In the last few weeks, I have read an endless list of articles from different web sites. All of them have something in common. They claim the coal market is going to improve in the near term. The authors also claim to have a favorite player for such a market. I have read comments like "Don't worry this is a small little stumble, the coal market will rebound". I am not against their opinions. I do think the coal market at some point will have to rebound. What I am saying however, is that there is no way it's going to happen in the short term.

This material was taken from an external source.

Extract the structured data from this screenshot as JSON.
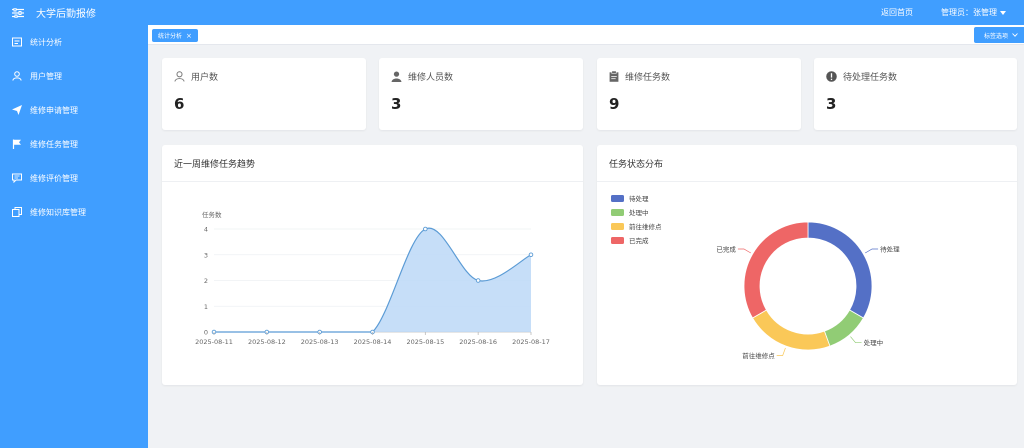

I have delved into the financial statements of companies such Peabody Energy Corporation (NYSE:BTU), Alpha Natural Resources, Inc. (ANR) and Alcoa Inc. (NYSE:AA) and if I can conclude anything, it's that their costs far outpace the profits they can make selling coal at current prices. They now have two options: incur more debt or sell more stock and dilute the current stockholders.
U.S. thermal coal is under pressure. A model generated by Bloomberg New Energy Finance based on the new regulations expects slightly more than a 57 gigawatts loss by 2017. This figure represents a possible loss of about 91 million tons in coal demand.
EPA's rule costs the industry $8.8 billion
On June 2 the Environmental Protection Agency (EPA) unveiled a new rule that forces states to cut power industry emission 30% from 2005 levels by 2030, costing the industry as much as 8.8 billion, according to the Energy department. (Read more here)
Opportunity for new sources of energy
Meanwhile, more doors are being opened for Gas, Solar, Winds and Nuclear energy on coal's retirement.
Key drivers in coal prices
I have been analyzing some data compiled by Bloomberg about the industry, and I found some facts that could put more pressure on current prices:
The prices of the coal has been decreasing since 2010...
...however the total coal stock has remained stable.
China has kept a stable stock of coal, reducing imports and putting more pressure on American companies.
Real outlook of the coal market
The growth outlook for coal has continued to fade in 2014. This sentiment is driven by weak coal prices and the poor overall outlook for the commodity. The future of the coal market will be most sensitive to Chinese and Indian imports, with countries such Australia and Indonesia as main suppliers.
Oversupply has pushed coal prices lower, and this is likely to persist through 2020. A total of 290 million metrics tons looks to be added to an already saturated market. A highly competitive market is more likely to put pressure on companies to cut costs, hitting already depressed margins.
More than 90% of coal produced in the U.S. is priced and committed for the present year compared to only 50% for 2015. This situation opens the door for producers to lose pricing power which can translate into losses due to the weak prices.
The Global Bloomberg Intelligence Coal peer group has fallen 16% so far this year, compared with a drop of (31%) in 2011, (19%) in 2012 and (36%) in 2013. Like I said before, falling prices and low margins have forced companies to shut down entire plants.
Personal opinion on the coal market
I do not think the coal market is the best place to invest right now given recent developments. Put simply, there are thousands of companies out there spending millions, trying to find a better way to produce energy. Take a look around you, everyone is talking about renewable energy, green energy, etc.
Although alternative energy may seem like a somehow distant concept, it is a new course that cannot be ignored. So personally, if I wanted to invest in energy, I would start looking beyond coal.
Although I do not think the coal market will collapse, I think the oversupply and an overcrowded market will lead to more struggles in the near term. You may have you favorite player, but I advise you to review the market fundamentals.
Disclosure: The author has no positions in any stocks mentioned, and no plans to initiate any positions within the next 72 hours.
The author wrote this article themselves, and it expresses their own opinions. The author is not receiving compensation for it (other than from Seeking Alpha). The author has no business relationship with any company whose stock is mentioned in this article.